15. The Appellant herein has since served seven (7) months imprisonment. For that reason, it was this court’s considered opinion that the five (5) months of the sentence that is remaining ought to be served only if the Appellant fails to pay the fine to be imposed upon him in line with Section 26(3) of the Penal Code.
16. As the Appellant had pleaded guilty to the Charge, his conviction is hereby affirmed and upheld. However, as seen hereinabove, the Appellant’s Petition of Appeal that was lodged on 15thDecember 2016 was hereby allowed as regards the imposition of a fine in place of imprisonment as he had sought.
17. For the foregoing reasons, the sentence of eighteen (18) months imprisonment that was meted upon the Appellant by the Trial Court is hereby set aside as the same was manifestly harsh, severe and excessive in view of the circumstances of the case herein and its place it is substituted with twelve (12) months imprisonment.
18. Bearing in mind that the Appellant has already served seven (7) months imprisonment, he is hereby fined Kshs 20,000/= and in default, to serve the five (5) months imprisonment remaining in his sentence.
19. It is so ordered.
DATED and DELIVERED at VOI this 27TH day of JULY 2017
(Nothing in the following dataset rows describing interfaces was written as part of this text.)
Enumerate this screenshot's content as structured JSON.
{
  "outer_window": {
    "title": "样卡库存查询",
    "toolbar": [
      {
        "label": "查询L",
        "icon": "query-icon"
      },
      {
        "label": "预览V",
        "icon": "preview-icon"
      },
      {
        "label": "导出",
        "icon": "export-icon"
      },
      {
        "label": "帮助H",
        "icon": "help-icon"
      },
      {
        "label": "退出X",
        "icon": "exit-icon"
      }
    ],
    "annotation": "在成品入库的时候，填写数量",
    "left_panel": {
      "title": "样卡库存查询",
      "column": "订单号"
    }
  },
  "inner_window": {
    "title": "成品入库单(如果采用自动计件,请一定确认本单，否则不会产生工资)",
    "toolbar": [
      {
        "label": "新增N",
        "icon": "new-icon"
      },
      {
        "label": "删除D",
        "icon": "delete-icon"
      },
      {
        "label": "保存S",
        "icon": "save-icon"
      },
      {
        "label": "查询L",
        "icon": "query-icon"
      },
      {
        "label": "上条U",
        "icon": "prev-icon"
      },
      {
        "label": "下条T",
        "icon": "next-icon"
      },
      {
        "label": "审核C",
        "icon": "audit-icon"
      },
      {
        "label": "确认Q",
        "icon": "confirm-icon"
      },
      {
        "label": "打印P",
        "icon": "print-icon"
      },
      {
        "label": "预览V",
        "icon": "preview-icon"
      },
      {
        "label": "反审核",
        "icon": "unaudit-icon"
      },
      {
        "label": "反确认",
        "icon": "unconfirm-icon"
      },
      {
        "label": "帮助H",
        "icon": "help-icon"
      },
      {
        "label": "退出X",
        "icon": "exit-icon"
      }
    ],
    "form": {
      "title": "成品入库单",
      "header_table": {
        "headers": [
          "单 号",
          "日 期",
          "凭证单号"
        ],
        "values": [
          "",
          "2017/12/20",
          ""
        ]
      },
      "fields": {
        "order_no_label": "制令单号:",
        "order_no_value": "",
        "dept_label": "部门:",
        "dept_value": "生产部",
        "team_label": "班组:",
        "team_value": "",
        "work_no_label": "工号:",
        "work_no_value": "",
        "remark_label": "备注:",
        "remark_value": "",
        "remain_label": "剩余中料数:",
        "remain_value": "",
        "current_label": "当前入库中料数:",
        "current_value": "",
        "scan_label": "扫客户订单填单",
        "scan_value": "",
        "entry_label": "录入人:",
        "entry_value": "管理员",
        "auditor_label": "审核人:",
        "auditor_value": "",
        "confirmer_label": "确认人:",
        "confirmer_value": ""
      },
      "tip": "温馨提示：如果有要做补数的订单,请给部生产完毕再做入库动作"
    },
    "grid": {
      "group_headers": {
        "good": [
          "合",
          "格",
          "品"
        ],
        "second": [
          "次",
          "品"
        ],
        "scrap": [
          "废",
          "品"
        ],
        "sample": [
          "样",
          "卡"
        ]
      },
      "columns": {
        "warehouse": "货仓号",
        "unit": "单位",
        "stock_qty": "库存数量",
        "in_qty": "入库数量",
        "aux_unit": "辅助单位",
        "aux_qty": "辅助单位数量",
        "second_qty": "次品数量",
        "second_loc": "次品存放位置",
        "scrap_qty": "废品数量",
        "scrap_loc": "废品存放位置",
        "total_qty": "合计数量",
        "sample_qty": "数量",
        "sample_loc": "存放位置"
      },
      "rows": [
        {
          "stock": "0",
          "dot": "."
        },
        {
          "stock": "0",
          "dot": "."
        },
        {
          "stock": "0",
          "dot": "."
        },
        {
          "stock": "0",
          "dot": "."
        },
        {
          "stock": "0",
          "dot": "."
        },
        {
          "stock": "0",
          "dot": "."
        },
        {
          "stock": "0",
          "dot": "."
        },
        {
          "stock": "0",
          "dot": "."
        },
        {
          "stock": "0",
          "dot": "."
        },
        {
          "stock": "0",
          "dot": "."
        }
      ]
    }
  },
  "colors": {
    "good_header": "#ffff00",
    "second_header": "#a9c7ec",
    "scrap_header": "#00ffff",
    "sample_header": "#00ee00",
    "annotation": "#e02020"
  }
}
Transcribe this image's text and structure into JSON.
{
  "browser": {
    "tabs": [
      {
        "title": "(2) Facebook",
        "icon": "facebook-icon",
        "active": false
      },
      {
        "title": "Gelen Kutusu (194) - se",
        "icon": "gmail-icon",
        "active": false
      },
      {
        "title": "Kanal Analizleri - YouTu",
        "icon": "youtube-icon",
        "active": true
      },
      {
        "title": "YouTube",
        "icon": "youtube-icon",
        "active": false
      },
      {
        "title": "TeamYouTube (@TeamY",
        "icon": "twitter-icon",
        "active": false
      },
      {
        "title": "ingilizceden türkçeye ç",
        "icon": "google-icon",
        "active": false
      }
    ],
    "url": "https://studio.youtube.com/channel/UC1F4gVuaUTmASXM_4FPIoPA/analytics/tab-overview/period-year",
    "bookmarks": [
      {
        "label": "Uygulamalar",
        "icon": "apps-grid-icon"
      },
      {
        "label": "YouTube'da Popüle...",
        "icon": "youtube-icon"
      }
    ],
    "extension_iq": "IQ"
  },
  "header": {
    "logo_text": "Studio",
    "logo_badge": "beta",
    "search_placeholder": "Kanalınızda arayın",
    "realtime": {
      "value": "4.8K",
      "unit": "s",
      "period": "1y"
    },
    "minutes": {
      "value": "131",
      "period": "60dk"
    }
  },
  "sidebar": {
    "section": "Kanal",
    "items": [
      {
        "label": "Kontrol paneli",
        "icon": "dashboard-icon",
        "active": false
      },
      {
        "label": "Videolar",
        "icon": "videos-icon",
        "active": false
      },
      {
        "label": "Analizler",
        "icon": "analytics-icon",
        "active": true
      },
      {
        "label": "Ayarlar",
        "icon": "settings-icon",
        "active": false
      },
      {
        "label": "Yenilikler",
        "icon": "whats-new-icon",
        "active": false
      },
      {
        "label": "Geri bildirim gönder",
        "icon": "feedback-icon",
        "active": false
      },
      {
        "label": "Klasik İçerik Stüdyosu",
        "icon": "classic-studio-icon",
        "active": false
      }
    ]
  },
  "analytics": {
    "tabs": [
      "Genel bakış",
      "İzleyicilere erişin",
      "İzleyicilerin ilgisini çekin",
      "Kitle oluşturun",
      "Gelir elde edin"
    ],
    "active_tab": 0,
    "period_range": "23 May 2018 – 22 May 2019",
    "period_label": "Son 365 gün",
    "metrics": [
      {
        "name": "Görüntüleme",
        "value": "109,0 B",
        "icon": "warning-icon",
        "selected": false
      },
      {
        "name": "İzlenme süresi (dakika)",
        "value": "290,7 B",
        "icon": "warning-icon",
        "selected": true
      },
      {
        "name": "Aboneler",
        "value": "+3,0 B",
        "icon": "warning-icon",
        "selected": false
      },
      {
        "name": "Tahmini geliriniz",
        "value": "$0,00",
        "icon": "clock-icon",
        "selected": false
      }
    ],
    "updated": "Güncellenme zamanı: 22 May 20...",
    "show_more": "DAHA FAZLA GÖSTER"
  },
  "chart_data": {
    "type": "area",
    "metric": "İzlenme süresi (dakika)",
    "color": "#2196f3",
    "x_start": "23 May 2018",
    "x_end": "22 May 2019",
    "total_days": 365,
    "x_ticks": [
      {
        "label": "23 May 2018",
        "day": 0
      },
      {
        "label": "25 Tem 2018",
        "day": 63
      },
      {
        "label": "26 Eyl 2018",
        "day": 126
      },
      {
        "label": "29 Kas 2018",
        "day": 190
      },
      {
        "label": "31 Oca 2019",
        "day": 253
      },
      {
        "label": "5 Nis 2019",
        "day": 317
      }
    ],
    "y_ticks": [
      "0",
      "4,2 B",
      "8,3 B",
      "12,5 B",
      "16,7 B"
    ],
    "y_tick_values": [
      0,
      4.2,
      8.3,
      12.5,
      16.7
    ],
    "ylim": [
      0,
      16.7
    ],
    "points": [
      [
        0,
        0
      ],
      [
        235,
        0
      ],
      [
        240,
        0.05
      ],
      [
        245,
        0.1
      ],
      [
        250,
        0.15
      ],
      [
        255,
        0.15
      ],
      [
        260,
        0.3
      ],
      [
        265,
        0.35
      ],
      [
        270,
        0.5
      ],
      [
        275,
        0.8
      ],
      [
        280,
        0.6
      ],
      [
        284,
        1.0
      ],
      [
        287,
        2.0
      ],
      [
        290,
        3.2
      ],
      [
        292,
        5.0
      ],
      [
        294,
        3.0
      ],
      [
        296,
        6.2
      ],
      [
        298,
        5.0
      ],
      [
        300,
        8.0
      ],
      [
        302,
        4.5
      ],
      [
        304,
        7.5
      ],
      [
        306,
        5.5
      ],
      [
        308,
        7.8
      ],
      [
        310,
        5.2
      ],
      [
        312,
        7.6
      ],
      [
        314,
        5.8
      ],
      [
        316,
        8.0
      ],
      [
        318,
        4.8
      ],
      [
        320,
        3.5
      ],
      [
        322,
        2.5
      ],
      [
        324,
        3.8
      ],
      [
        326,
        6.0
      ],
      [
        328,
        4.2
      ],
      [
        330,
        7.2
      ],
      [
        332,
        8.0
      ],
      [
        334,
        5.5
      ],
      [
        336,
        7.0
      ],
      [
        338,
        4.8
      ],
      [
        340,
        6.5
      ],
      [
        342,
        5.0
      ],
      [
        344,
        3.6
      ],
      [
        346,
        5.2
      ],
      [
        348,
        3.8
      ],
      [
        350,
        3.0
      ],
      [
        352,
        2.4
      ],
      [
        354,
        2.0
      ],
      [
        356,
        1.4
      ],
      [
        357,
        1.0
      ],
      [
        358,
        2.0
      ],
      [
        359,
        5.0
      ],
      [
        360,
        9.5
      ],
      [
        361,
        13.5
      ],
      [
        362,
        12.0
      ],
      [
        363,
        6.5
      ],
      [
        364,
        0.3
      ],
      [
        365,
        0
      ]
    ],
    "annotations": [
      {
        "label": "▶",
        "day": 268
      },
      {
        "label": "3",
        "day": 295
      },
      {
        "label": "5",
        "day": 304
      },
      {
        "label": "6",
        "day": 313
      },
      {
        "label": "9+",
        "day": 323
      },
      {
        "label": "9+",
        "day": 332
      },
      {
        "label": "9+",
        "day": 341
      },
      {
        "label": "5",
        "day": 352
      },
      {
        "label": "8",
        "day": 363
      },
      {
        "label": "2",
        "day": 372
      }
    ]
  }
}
In the presence of:-
Madara Malio- Appellant
Miss Anyumba for State
Josephat Mavu– Court Clerk